Campbell River youth are encouraging city council to move forward with tentative plans to implement a curbside organics collection program.
The city’s Youth Action Committee, which is made up of 10 Grade 9 to 12 high school students from both Timberline and Carihi, said the majority of local teenagers see the importance of composting food waste in order to reduce the pressure on our landfill which is nearing capacity.
Kianna Shwaluk, chair of the Youth Action Committee, said the group surveyed 366 of its peers to gauge their knowledge and attitudes towards food waste issues and the level of support for a municipal organic waste collection program.
“The survey indicates a good level of awareness among youth about food waste issues but also shows that there is room for further education and information in order to reduce food waste,” Shwaluk said during a presentation to city council at its June 6 meeting. “More importantly, perhaps, it shows high levels of concern by youth about reducing the amount of food waste sent to the landfill and strong support for a municipal facility and curbside collection program.”
Maru Napa, a member of the Youth Action Committee, said the group was pleasantly surprised to find that 44 per cent of youth surveyed said they compost at home but, he said, there is always room for improvement.
“It is to be noted that that is the minority of people,” Napa stressed. “The majority of people still do not compost in their homes. There is definitely the opportunity to increase the amount of people composting in their homes.”
Shwaluk said the survey revealed that the two largest barriers to composting at home are a lack of space (34 per cent) and the perception that it’s too difficult, or too much work (35 per cent).
Shwaluk said both of those obstacles could easily be knocked down by the city.
“To get more people composting we need to make it easier,” Shwaluk said. “This leads us to consider that curbside collection of food waste would encourage more people to compost, especially those who say there is not enough space and that it is too much work.”
And Napa said the support to keep food out of the landfill is there.

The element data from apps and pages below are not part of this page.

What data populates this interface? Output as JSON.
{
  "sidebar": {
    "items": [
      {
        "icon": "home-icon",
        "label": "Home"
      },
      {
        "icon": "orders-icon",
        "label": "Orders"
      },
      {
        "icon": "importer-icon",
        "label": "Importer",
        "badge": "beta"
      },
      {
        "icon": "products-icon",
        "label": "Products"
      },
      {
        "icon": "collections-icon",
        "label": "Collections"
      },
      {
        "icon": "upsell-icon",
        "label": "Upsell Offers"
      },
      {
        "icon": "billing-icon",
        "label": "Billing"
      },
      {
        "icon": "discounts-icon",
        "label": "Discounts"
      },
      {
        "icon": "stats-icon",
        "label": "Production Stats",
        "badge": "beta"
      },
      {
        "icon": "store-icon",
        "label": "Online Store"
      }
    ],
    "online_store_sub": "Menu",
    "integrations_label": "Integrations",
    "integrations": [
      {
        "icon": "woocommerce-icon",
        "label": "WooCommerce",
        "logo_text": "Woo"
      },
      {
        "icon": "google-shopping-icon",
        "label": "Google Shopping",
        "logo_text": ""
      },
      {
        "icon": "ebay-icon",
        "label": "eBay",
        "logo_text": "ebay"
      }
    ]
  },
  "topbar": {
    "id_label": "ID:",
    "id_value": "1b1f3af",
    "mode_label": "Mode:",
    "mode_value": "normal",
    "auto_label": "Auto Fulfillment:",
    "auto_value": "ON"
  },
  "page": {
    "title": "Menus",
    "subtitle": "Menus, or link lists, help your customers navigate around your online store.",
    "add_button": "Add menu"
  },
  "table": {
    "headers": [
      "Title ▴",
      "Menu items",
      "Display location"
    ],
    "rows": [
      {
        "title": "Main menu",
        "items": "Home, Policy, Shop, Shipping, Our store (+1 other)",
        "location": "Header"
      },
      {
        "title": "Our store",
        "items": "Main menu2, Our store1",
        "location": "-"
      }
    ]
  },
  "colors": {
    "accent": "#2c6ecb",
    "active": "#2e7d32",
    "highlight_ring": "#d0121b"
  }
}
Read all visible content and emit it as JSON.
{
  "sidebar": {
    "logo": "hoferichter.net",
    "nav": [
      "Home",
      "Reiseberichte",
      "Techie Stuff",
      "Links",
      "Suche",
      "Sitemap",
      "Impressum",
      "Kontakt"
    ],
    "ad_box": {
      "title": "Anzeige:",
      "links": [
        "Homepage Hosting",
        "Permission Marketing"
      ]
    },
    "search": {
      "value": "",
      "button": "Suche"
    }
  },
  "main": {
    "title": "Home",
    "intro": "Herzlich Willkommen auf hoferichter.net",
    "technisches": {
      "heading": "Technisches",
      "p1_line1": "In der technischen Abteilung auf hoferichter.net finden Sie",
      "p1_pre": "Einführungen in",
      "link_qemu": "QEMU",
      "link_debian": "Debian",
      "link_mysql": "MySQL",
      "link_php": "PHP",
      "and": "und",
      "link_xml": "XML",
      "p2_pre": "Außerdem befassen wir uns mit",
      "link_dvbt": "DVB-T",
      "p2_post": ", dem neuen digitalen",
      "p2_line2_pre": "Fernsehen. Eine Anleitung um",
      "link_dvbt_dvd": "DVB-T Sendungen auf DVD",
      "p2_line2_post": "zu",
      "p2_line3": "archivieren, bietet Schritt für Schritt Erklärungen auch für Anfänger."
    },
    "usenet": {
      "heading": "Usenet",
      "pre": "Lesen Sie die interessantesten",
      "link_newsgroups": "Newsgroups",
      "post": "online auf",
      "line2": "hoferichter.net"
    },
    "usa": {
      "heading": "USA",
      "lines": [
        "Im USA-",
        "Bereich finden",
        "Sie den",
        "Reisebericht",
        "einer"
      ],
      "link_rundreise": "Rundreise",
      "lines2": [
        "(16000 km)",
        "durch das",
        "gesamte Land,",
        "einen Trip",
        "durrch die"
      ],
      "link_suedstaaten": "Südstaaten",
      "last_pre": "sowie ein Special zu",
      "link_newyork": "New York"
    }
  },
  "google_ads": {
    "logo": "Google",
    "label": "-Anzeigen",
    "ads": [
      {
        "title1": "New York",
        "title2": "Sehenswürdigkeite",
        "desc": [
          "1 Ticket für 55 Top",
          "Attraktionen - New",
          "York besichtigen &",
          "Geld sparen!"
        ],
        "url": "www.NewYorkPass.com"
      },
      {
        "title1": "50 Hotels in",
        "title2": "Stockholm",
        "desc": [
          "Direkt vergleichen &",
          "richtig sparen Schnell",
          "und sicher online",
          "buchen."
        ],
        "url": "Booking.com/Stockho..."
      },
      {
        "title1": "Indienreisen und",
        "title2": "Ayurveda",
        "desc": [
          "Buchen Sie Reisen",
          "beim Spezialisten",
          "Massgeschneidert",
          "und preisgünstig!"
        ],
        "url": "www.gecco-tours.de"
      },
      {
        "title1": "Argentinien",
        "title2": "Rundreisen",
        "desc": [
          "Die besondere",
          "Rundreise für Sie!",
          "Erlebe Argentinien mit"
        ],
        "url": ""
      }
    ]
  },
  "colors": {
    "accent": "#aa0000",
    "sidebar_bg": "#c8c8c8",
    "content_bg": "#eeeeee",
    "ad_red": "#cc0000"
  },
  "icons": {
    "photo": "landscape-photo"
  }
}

“We are pleased to know that 84 per cent feel it is important to them to compost in some degree,” Napa said, adding that most youth feel they need more education when it comes to composting. “Most youth are not aware of the curbside compost pick up as a municipal service so it shows that more public education will be needed if the city chooses to start a curbside waste collection program in the future.”
The city is moving forward with plans to open a regional compost facility at the Norm Wood Environmental Centre in northern Campbell River that would serve both the Comox Valley and Campbell River area. A curbside organics pick up program is part of those plans.
Mayor Andy Adams said the youth’s input will be invaluable to the city in moving forward.
“The information you have provided will go a long way to help assist in the implementation of a program here in Campbell River and Courtenay,” Adams said.
Coun. Michele Babchuk said it’s her belief that initiatives, like composting, start with youth.
“For lack of a better word, it’s us older generation that really don’t get it and we saw that actually when we started doing our Reduce, Reuse, Recycle. That was really driven by kids and it was us parents that had to get on board, who weren’t exactly sure what to do,” Babchuk said. “So I really urge you to keep moving forward on that. We have had precedent in the past of these types of initiatives being led by youth and showing the older generation how it works.”
Coun. Marlene Wright agreed and praised the youth for “really taking the lead on the future,” and noting that the work youth do now will make it easier on everyone in the future. “Everything will already be in place. I’m really proud of what you’ve done so far.”
“Thank you for your perspective,” Coun. Colleen Evans added. “Thank you for your voice because it’s a really important voice to hear.”